The stock response to Labour's ongoing left turn is to cite "a return to the failed policies of the 1970s" and to calculate the enormous costs of acquiring the equity of the companies targeted. This kind of commentary then goes on to suggest that renationalisation will be impossibly difficult and costly, and therefore unlikely to happen. This is to misread Labour's willingness to act, and the recent history of state takeovers. What takeovers? I hear you ask. Surely this all ended in the 1970s.

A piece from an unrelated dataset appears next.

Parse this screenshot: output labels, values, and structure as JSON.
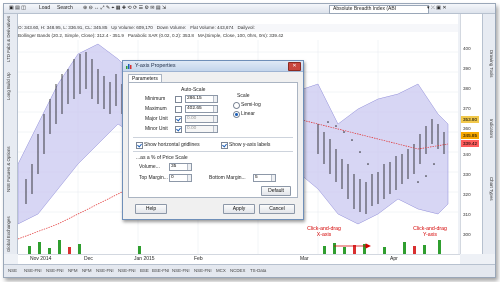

Tony Blair may have presented himself to voters and Labour members as a reassuring centrist, and be perceived as a crypto Thatcherite traitor by Corbynite true believers, but the track record of the 1997-2010 government was far more interventionist than this image suggests. Moderate Labour never felt comfortable with the Thatcher era sales of utility companies, but their electrical caution restricted their willingness to openly advocate for a general return to state control. Nonetheless, Blair was an active, if inconsistent, nationaliser.
It is the recent track record of state takeovers, and not the 1940s or 1970s, that will likely inform the detailed policies of a future Corbyn government. What did Labour nationalise, and how did they do it?
Welsh Water was the first to fall. Privatised in 1989, and hobbled by an unsuccessful venture into diverse businesses, the company was an affront to Welsh Labour, especially given that Scottish Water had remained in public hands. The company was presented with an uncompromising regulatory situation, and was guided towards a form of collective ownership - a "company limited by guarantee" in 2001. This was a live Blairite idea, which seemed to offer a half-way house between Attlee style state ownership and the supposed evils of shareholder capitalism.
The CLG "not for profit" [really not for dividend] model reappeared when the government turned its attention to Railtrack. This was one of the most recent and most controversial of the Tory flotations, and after 1997 was faced with not one but two sets of newly politicised and hostile regulators in the form of Tom Winsor's Office of the Rail Regulator and an openly Blairite Strategic Rail Authority under Richard Bowker. Large scale cost overruns, and the political and financial consequences of a series of fatal accidents quickly sealed Railtrack's fate.
Railtrack was steered towards another CLG, becoming Network Rail, although in this case the fiction that NR was not a state entity has proved harder to sustain: the Company is now unambiguously on the government balance sheet and is once more considered an Attlee era "nationalised industry", shorn of its powerless "members" and the pretence of independence.
Whilst Welsh Water survives, CLGs seem to have disappeared from Labour's policy thinking. They are probably too Blairite, and nobody is more demonised in modern Labour than Tony Blair. Secondly they have failed in their financial function of acting as a form of social ownership that somehow stands outside the government's balance sheet. Ultimately, no one believed that Network Rail was independent of HM Treasury, and it is unlikely that politically-managed water companies or airports would be considered as independent either. Their debts will be part of the aggregate national debt, and added to the public sector borrowing requirement.
TfL pursued similar tactics to regain control of the tube infracos (Metronet and Tubelines), and parts of the DLR and Tramlink infrastructure that had been transferred to concession companies. In each case, active enforcement of TfL's contractual rights was enough to push bruised shareholders towards a settlement.
This emergence of intensified regulations under a Corbyn/McDonnell administration, combined with overt political hostility, would be difficult for energy, water and even airport owners to contend with, not least as share prices will fall as public market investors dial in the scale of political risk. But what about the TOCs?
Connex South Eastern provides a clear precedent for what may await them. This operation was no doubt guilty of various contractual sins, but it was hard to single it out as a unique disaster amongst the cohort of first wave franchises. The SRA thought differently, and it was abruptly stripped of its franchise in 2006, citing financial mismanagement. A long period of direct Management by the SRA followed.
TOC franchises have since become even more prescriptive and complex. This will aid a future government's ability to squeeze them through unrelenting enforcement measures. Every contractual irregularity will be magnified and exploited.
If the current weakness in UK Rail revenues is revealed as a systemic trend, other franchises will fail for purely financial reasons, as evidenced by Stagecoach Virgin's decision to exit the east coast contract.
So Corbynites, take cheer and Thatcherites pay heed. Nationalisation did not end with the state takeovers of the 1970s, and so far as the utilities are concerned, a clear pathway back to government control emerged under Blair- squeeze them, until the pips squeak - as Labour Chancellor Dennis Healey famously promised the undeserving rich.
David Leeder is managing partner of specialist consultancy Transport Investment Limited TIL